▶ [TASK ITEM]
In the entries below, find each line with the word "name" and pull it out.

[DATA EXTRACT]

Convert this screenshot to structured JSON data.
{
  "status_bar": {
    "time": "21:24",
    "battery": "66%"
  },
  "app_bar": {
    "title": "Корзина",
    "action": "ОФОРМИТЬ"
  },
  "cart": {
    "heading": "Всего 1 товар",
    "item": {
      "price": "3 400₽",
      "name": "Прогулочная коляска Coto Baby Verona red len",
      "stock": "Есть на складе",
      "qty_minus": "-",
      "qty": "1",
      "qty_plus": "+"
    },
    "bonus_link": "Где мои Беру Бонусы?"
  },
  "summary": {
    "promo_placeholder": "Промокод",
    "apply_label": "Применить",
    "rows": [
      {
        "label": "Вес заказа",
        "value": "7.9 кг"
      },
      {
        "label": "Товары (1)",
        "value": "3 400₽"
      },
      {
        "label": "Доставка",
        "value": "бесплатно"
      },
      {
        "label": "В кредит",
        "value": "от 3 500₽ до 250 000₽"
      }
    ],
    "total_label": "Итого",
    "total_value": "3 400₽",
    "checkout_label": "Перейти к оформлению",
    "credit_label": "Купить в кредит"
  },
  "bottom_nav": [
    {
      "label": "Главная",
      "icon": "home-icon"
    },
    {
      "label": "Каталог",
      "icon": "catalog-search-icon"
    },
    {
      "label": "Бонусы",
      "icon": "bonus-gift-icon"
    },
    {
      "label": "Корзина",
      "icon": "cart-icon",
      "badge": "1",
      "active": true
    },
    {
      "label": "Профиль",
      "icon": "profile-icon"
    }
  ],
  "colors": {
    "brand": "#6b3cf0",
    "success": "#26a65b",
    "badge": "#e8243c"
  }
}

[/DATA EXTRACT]
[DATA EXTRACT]

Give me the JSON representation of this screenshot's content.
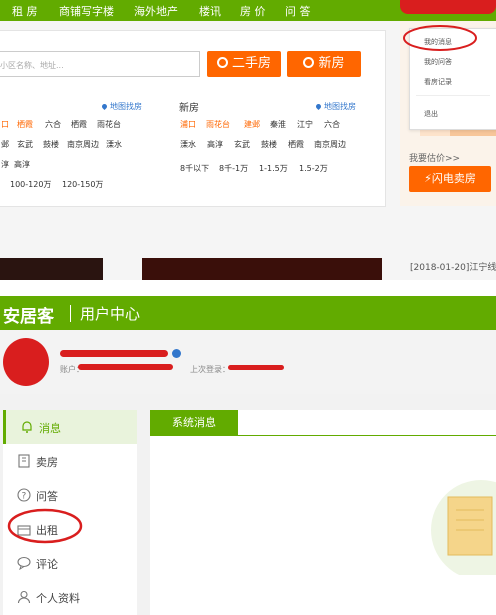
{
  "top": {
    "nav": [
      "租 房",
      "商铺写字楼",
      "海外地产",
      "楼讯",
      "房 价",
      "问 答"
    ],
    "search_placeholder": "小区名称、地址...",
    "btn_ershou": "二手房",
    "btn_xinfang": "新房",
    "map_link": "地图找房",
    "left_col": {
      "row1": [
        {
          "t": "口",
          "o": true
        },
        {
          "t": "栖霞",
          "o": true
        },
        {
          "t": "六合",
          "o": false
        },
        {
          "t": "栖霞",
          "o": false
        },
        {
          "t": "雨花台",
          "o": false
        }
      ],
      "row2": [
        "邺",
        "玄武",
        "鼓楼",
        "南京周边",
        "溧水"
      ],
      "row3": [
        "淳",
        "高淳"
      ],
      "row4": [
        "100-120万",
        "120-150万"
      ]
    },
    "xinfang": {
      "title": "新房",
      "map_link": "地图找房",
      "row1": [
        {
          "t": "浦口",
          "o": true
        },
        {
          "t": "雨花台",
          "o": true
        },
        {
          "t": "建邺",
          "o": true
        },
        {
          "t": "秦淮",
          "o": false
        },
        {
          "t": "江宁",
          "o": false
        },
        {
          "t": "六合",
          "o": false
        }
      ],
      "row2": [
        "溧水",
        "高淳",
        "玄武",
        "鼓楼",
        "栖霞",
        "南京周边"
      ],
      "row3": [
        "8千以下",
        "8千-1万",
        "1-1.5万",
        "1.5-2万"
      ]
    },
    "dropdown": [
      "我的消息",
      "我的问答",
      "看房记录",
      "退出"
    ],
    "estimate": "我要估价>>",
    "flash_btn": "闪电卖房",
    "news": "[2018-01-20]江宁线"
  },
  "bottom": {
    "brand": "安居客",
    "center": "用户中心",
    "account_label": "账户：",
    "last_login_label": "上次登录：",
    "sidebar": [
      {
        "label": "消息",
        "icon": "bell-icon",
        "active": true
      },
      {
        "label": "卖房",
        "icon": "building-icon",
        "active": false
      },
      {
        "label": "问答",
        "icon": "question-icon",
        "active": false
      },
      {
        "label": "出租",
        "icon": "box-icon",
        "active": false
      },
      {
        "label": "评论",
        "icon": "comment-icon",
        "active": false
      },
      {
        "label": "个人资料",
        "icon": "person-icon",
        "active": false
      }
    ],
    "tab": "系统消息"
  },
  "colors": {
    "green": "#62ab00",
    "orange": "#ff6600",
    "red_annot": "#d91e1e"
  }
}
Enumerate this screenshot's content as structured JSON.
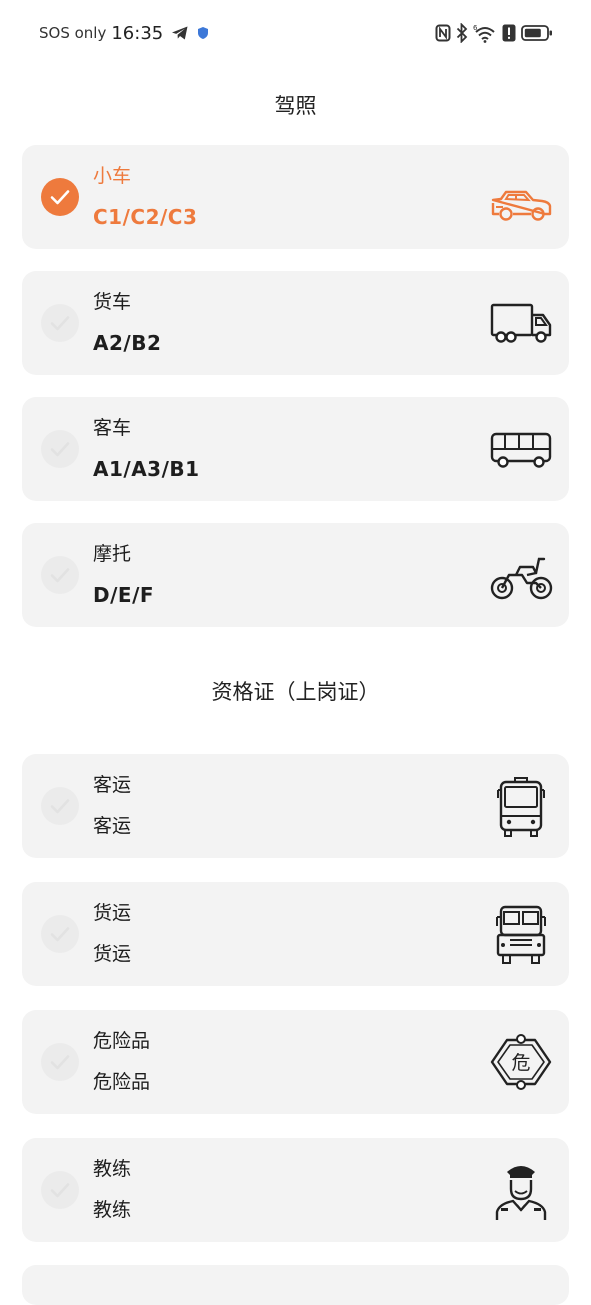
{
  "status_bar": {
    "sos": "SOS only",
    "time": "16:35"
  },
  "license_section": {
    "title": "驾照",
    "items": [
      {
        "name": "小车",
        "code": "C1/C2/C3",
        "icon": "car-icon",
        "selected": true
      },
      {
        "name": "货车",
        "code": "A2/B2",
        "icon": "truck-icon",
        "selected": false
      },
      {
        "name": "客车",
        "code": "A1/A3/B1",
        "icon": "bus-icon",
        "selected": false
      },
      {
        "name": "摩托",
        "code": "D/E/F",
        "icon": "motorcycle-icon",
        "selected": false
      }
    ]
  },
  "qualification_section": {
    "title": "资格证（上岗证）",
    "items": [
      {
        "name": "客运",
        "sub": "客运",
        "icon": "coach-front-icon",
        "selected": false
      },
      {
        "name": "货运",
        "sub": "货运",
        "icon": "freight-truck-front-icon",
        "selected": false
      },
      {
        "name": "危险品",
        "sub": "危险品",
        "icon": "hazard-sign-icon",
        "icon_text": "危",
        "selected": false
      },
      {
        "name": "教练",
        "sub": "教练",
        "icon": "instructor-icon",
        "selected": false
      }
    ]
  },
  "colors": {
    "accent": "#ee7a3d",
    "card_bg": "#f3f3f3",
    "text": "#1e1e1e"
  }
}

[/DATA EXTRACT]
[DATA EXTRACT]

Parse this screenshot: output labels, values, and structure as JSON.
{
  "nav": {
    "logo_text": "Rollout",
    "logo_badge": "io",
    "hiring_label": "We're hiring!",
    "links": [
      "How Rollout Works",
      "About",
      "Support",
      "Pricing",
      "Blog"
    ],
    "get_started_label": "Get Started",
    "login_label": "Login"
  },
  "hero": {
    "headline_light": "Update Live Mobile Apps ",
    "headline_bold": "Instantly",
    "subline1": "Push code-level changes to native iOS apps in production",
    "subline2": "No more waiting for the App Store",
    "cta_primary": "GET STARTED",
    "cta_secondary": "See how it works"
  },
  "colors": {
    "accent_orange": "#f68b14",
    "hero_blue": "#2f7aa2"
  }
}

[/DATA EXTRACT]

▶ [ANSWER TO THE EXERCISE]
      "name": "Прогулочная коляска Coto Baby Verona red len",
        "name": "小车",
        "name": "货车",
        "name": "客车",
        "name": "摩托",
        "name": "客运",
        "name": "货运",
        "name": "危险品",
        "name": "教练",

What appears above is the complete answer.